TASK DESCRIPTION:
In the copy, leave out the pictures and repeat all records exactly.

Entries from a dataset of interfaces:
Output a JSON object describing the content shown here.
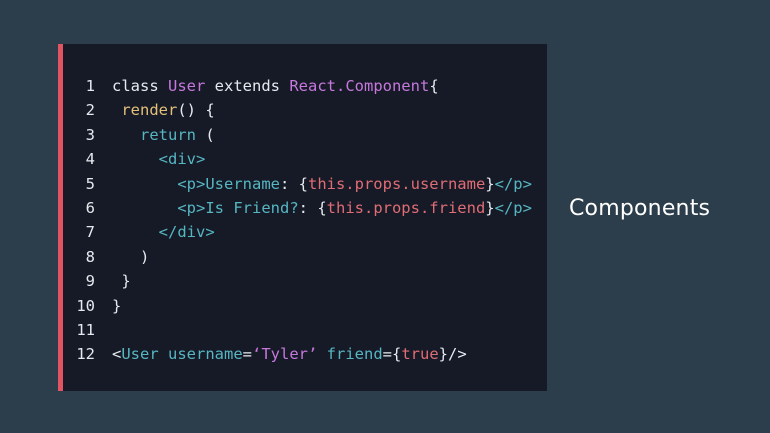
{
  "title": "Components",
  "colors": {
    "background": "#2c3e4b",
    "panel": "#151a26",
    "accent_bar": "#e05561",
    "plain": "#e6e9ef",
    "purple": "#c678dd",
    "yellow": "#e5c07b",
    "cyan": "#56b6c2",
    "red": "#e06c75",
    "blue": "#61afef"
  },
  "code_lines": [
    {
      "num": "1",
      "tokens": [
        {
          "t": "class ",
          "c": "plain"
        },
        {
          "t": "User",
          "c": "purple"
        },
        {
          "t": " extends ",
          "c": "plain"
        },
        {
          "t": "React.Component",
          "c": "purple"
        },
        {
          "t": "{",
          "c": "plain"
        }
      ]
    },
    {
      "num": "2",
      "tokens": [
        {
          "t": " ",
          "c": "plain"
        },
        {
          "t": "render",
          "c": "yellow"
        },
        {
          "t": "() {",
          "c": "plain"
        }
      ]
    },
    {
      "num": "3",
      "tokens": [
        {
          "t": "   ",
          "c": "plain"
        },
        {
          "t": "return",
          "c": "cyan"
        },
        {
          "t": " (",
          "c": "plain"
        }
      ]
    },
    {
      "num": "4",
      "tokens": [
        {
          "t": "     ",
          "c": "plain"
        },
        {
          "t": "<div>",
          "c": "cyan"
        }
      ]
    },
    {
      "num": "5",
      "tokens": [
        {
          "t": "       ",
          "c": "plain"
        },
        {
          "t": "<p>",
          "c": "cyan"
        },
        {
          "t": "Username",
          "c": "cyan"
        },
        {
          "t": ": {",
          "c": "plain"
        },
        {
          "t": "this.props.username",
          "c": "red"
        },
        {
          "t": "}",
          "c": "plain"
        },
        {
          "t": "</p>",
          "c": "cyan"
        }
      ]
    },
    {
      "num": "6",
      "tokens": [
        {
          "t": "       ",
          "c": "plain"
        },
        {
          "t": "<p>",
          "c": "cyan"
        },
        {
          "t": "Is Friend?",
          "c": "cyan"
        },
        {
          "t": ": {",
          "c": "plain"
        },
        {
          "t": "this.props.friend",
          "c": "red"
        },
        {
          "t": "}",
          "c": "plain"
        },
        {
          "t": "</p>",
          "c": "cyan"
        }
      ]
    },
    {
      "num": "7",
      "tokens": [
        {
          "t": "     ",
          "c": "plain"
        },
        {
          "t": "</div>",
          "c": "cyan"
        }
      ]
    },
    {
      "num": "8",
      "tokens": [
        {
          "t": "   )",
          "c": "plain"
        }
      ]
    },
    {
      "num": "9",
      "tokens": [
        {
          "t": " }",
          "c": "plain"
        }
      ]
    },
    {
      "num": "10",
      "tokens": [
        {
          "t": "}",
          "c": "plain"
        }
      ]
    },
    {
      "num": "11",
      "tokens": []
    },
    {
      "num": "12",
      "tokens": [
        {
          "t": "<",
          "c": "plain"
        },
        {
          "t": "User",
          "c": "cyan"
        },
        {
          "t": " username",
          "c": "cyan"
        },
        {
          "t": "=",
          "c": "plain"
        },
        {
          "t": "‘Tyler’",
          "c": "purple"
        },
        {
          "t": " friend",
          "c": "cyan"
        },
        {
          "t": "={",
          "c": "plain"
        },
        {
          "t": "true",
          "c": "red"
        },
        {
          "t": "}/>",
          "c": "plain"
        }
      ]
    }
  ]
}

EXERCISE ANSWER:
Output a JSON object describing the content shown here.
{
  "title": "Components",
  "colors": {
    "background": "#2c3e4b",
    "panel": "#151a26",
    "accent_bar": "#e05561",
    "plain": "#e6e9ef",
    "purple": "#c678dd",
    "yellow": "#e5c07b",
    "cyan": "#56b6c2",
    "red": "#e06c75",
    "blue": "#61afef"
  },
  "code_lines": [
    {
      "num": "1",
      "tokens": [
        {
          "t": "class ",
          "c": "plain"
        },
        {
          "t": "User",
          "c": "purple"
        },
        {
          "t": " extends ",
          "c": "plain"
        },
        {
          "t": "React.Component",
          "c": "purple"
        },
        {
          "t": "{",
          "c": "plain"
        }
      ]
    },
    {
      "num": "2",
      "tokens": [
        {
          "t": " ",
          "c": "plain"
        },
        {
          "t": "render",
          "c": "yellow"
        },
        {
          "t": "() {",
          "c": "plain"
        }
      ]
    },
    {
      "num": "3",
      "tokens": [
        {
          "t": "   ",
          "c": "plain"
        },
        {
          "t": "return",
          "c": "cyan"
        },
        {
          "t": " (",
          "c": "plain"
        }
      ]
    },
    {
      "num": "4",
      "tokens": [
        {
          "t": "     ",
          "c": "plain"
        },
        {
          "t": "<div>",
          "c": "cyan"
        }
      ]
    },
    {
      "num": "5",
      "tokens": [
        {
          "t": "       ",
          "c": "plain"
        },
        {
          "t": "<p>",
          "c": "cyan"
        },
        {
          "t": "Username",
          "c": "cyan"
        },
        {
          "t": ": {",
          "c": "plain"
        },
        {
          "t": "this.props.username",
          "c": "red"
        },
        {
          "t": "}",
          "c": "plain"
        },
        {
          "t": "</p>",
          "c": "cyan"
        }
      ]
    },
    {
      "num": "6",
      "tokens": [
        {
          "t": "       ",
          "c": "plain"
        },
        {
          "t": "<p>",
          "c": "cyan"
        },
        {
          "t": "Is Friend?",
          "c": "cyan"
        },
        {
          "t": ": {",
          "c": "plain"
        },
        {
          "t": "this.props.friend",
          "c": "red"
        },
        {
          "t": "}",
          "c": "plain"
        },
        {
          "t": "</p>",
          "c": "cyan"
        }
      ]
    },
    {
      "num": "7",
      "tokens": [
        {
          "t": "     ",
          "c": "plain"
        },
        {
          "t": "</div>",
          "c": "cyan"
        }
      ]
    },
    {
      "num": "8",
      "tokens": [
        {
          "t": "   )",
          "c": "plain"
        }
      ]
    },
    {
      "num": "9",
      "tokens": [
        {
          "t": " }",
          "c": "plain"
        }
      ]
    },
    {
      "num": "10",
      "tokens": [
        {
          "t": "}",
          "c": "plain"
        }
      ]
    },
    {
      "num": "11",
      "tokens": []
    },
    {
      "num": "12",
      "tokens": [
        {
          "t": "<",
          "c": "plain"
        },
        {
          "t": "User",
          "c": "cyan"
        },
        {
          "t": " username",
          "c": "cyan"
        },
        {
          "t": "=",
          "c": "plain"
        },
        {
          "t": "‘Tyler’",
          "c": "purple"
        },
        {
          "t": " friend",
          "c": "cyan"
        },
        {
          "t": "={",
          "c": "plain"
        },
        {
          "t": "true",
          "c": "red"
        },
        {
          "t": "}/>",
          "c": "plain"
        }
      ]
    }
  ]
}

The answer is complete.